The old roofs were tattered, so they had to be replaced. They also wanted to open the buildings up with more natural light, so they put in large windows.
In total, it took nine months to refit the buildings for their current purpose: The directors wanted to bring culture from the rest of Korea to this small rural village.
The artwork they choose for the gallery is meant to be accessible to a large number of people. As such, they try to focus on well known, contemporary work by Korean artists, presenting it in a unique way befitting a smaller rural gallery.
The current space may be small, but Jae-ho explained how he wanted to give people who come to his gallery in the country just as much nourishment as people who go to one of the big galleries in Seoul.

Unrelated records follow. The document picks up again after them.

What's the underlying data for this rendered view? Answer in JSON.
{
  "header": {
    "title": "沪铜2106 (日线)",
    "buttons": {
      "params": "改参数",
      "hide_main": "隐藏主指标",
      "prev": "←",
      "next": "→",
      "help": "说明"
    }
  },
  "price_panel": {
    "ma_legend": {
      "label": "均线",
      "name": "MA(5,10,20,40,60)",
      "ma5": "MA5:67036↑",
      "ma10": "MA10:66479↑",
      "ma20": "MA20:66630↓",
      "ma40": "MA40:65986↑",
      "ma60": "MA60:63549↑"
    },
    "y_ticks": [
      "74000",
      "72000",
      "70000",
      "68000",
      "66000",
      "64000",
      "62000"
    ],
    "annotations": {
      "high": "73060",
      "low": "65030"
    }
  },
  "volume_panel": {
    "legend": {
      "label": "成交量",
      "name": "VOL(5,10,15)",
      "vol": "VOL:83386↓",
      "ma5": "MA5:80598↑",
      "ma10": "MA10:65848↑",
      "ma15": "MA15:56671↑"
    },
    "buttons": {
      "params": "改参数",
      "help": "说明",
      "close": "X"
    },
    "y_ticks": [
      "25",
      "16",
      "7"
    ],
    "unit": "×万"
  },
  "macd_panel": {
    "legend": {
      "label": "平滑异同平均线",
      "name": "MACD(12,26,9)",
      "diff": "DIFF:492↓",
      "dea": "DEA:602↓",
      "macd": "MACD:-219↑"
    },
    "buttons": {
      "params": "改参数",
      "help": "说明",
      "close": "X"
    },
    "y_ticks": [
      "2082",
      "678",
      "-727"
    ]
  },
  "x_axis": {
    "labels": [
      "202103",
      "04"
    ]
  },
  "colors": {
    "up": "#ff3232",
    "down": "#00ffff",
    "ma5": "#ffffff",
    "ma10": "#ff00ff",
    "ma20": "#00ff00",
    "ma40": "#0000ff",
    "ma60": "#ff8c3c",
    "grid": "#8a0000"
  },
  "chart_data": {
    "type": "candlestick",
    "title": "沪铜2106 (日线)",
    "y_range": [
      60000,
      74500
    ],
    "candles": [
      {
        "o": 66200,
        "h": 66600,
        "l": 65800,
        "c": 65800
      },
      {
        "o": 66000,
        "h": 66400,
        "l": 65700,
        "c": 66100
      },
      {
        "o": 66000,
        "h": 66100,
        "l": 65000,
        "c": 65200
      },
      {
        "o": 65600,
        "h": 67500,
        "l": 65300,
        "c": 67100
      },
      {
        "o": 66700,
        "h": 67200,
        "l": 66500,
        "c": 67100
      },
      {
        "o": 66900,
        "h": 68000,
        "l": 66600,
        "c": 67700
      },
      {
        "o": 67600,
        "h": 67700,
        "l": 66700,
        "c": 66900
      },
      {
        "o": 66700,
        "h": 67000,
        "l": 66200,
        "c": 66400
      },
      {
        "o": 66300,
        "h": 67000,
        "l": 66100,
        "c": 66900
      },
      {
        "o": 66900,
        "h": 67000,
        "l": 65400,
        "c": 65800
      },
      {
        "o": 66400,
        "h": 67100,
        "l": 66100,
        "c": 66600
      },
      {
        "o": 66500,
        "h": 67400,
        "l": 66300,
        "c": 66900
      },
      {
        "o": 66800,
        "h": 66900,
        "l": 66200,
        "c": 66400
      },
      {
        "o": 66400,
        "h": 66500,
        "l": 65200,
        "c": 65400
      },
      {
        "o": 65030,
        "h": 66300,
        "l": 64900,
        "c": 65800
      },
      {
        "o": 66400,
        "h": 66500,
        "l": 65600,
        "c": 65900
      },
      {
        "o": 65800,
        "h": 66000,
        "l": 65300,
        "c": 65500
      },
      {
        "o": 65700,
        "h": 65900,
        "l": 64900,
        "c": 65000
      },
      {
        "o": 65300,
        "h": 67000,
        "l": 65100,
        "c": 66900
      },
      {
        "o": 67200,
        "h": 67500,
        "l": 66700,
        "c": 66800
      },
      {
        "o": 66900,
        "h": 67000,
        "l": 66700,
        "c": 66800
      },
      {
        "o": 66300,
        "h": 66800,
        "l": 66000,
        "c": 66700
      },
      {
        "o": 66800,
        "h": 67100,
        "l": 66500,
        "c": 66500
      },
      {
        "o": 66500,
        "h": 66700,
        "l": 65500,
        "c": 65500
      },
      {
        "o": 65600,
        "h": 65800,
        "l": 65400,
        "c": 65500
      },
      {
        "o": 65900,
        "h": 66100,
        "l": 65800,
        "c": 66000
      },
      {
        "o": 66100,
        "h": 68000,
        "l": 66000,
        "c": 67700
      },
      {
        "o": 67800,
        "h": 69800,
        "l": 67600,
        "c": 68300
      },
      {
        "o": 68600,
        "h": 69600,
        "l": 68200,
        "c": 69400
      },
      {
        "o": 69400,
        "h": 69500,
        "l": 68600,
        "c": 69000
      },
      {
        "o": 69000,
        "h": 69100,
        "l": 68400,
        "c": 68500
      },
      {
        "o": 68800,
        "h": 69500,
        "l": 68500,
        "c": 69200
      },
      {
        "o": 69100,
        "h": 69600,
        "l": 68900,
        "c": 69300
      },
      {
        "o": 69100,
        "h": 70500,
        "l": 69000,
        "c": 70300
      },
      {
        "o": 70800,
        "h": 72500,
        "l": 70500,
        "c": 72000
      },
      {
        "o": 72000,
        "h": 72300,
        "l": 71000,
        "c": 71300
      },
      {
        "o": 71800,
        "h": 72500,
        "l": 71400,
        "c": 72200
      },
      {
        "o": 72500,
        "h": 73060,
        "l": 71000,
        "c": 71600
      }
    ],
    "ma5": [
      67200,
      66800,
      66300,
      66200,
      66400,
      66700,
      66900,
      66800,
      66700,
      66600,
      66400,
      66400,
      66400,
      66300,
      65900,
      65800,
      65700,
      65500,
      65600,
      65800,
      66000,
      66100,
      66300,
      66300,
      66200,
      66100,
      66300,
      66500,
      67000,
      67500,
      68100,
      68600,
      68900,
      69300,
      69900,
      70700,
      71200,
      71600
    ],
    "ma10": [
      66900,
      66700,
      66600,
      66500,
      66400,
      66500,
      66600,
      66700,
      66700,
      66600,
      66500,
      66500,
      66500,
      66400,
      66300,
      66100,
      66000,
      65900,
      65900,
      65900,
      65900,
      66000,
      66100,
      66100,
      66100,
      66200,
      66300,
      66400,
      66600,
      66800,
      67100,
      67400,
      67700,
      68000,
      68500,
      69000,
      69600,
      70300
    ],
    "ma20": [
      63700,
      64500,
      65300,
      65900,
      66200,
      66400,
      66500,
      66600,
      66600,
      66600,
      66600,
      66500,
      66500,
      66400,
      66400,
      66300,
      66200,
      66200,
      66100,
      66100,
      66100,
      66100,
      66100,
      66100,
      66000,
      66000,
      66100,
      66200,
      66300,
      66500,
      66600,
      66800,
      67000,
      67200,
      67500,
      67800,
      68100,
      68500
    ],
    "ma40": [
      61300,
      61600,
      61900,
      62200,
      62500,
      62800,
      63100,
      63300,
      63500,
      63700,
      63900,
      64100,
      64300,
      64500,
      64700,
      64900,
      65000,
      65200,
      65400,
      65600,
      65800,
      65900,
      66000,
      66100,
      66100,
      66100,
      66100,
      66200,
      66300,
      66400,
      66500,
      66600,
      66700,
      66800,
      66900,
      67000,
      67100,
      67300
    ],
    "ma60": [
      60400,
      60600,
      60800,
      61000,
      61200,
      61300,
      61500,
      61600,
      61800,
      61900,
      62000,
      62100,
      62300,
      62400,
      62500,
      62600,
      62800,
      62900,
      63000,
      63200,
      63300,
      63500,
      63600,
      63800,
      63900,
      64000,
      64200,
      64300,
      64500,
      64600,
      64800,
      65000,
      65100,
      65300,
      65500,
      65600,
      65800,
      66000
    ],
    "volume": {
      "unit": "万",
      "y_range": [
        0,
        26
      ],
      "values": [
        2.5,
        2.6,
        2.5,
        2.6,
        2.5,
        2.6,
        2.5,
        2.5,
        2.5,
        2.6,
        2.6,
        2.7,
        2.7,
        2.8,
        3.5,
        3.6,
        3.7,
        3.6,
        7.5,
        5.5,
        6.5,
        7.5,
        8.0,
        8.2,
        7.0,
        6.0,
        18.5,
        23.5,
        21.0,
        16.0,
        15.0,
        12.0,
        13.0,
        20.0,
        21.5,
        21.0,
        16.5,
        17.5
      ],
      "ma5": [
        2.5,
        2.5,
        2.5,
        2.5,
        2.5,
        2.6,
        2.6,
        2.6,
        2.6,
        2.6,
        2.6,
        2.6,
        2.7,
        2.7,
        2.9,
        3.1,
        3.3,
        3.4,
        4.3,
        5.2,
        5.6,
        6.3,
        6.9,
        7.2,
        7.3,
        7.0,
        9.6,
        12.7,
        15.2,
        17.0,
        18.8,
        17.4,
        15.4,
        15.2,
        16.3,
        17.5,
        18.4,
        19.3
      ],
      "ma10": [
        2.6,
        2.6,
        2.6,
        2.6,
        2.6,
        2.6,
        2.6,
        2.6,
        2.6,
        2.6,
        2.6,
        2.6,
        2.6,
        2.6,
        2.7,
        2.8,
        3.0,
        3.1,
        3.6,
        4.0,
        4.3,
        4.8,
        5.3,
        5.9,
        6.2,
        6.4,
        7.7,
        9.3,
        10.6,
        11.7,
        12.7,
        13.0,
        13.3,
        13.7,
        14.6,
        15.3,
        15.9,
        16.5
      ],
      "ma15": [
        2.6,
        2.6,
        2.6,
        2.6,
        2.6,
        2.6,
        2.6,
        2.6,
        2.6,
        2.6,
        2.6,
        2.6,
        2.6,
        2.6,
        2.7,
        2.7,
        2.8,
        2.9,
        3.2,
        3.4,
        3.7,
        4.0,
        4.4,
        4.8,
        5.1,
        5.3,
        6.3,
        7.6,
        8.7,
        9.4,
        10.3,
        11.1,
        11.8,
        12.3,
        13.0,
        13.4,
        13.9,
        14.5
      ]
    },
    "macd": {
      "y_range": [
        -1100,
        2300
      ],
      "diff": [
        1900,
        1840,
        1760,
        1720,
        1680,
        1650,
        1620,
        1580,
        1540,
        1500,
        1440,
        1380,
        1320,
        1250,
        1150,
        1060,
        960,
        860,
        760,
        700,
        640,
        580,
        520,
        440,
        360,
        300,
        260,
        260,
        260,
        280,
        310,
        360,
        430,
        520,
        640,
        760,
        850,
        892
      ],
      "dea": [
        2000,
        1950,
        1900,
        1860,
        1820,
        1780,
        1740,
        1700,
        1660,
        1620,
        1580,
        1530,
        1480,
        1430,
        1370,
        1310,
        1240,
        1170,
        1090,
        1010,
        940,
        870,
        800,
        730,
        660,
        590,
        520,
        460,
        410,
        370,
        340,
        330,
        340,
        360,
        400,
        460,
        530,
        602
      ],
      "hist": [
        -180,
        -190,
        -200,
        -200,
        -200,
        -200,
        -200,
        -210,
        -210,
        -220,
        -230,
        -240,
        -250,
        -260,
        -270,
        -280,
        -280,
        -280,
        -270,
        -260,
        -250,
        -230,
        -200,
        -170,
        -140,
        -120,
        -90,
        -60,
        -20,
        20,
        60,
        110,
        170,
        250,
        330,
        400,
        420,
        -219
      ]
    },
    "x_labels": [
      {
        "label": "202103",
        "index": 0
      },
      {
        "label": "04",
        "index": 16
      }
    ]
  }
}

By choosing more established names – as opposed to up-and-coming talent – Jae-ho hopes that the art will be more likely to garner an interest from locals and tourists alike.
In a time when tangerine farms – a traditional good source of income for many Jeju residents – are becoming less profitable, the land is frequently being repurposed. While this is only natural, if too many farms get built over then we risk not only losing a key part of Jeju’s culture, but also the many benefits that agriculture offers.
Jae-ho told us a story about his friend’s mother. She suggested that instead of looking at the farm as a place where profits are to be made, we can look at it as a garden that can give us value by helping us relax, keeping us close to nature, and being a reminder of a way people used to live.
Like Shin Sam’s market, it is also a reminder that Jeju is changing, and it is up to us to decide the quality of this new, emerging culture.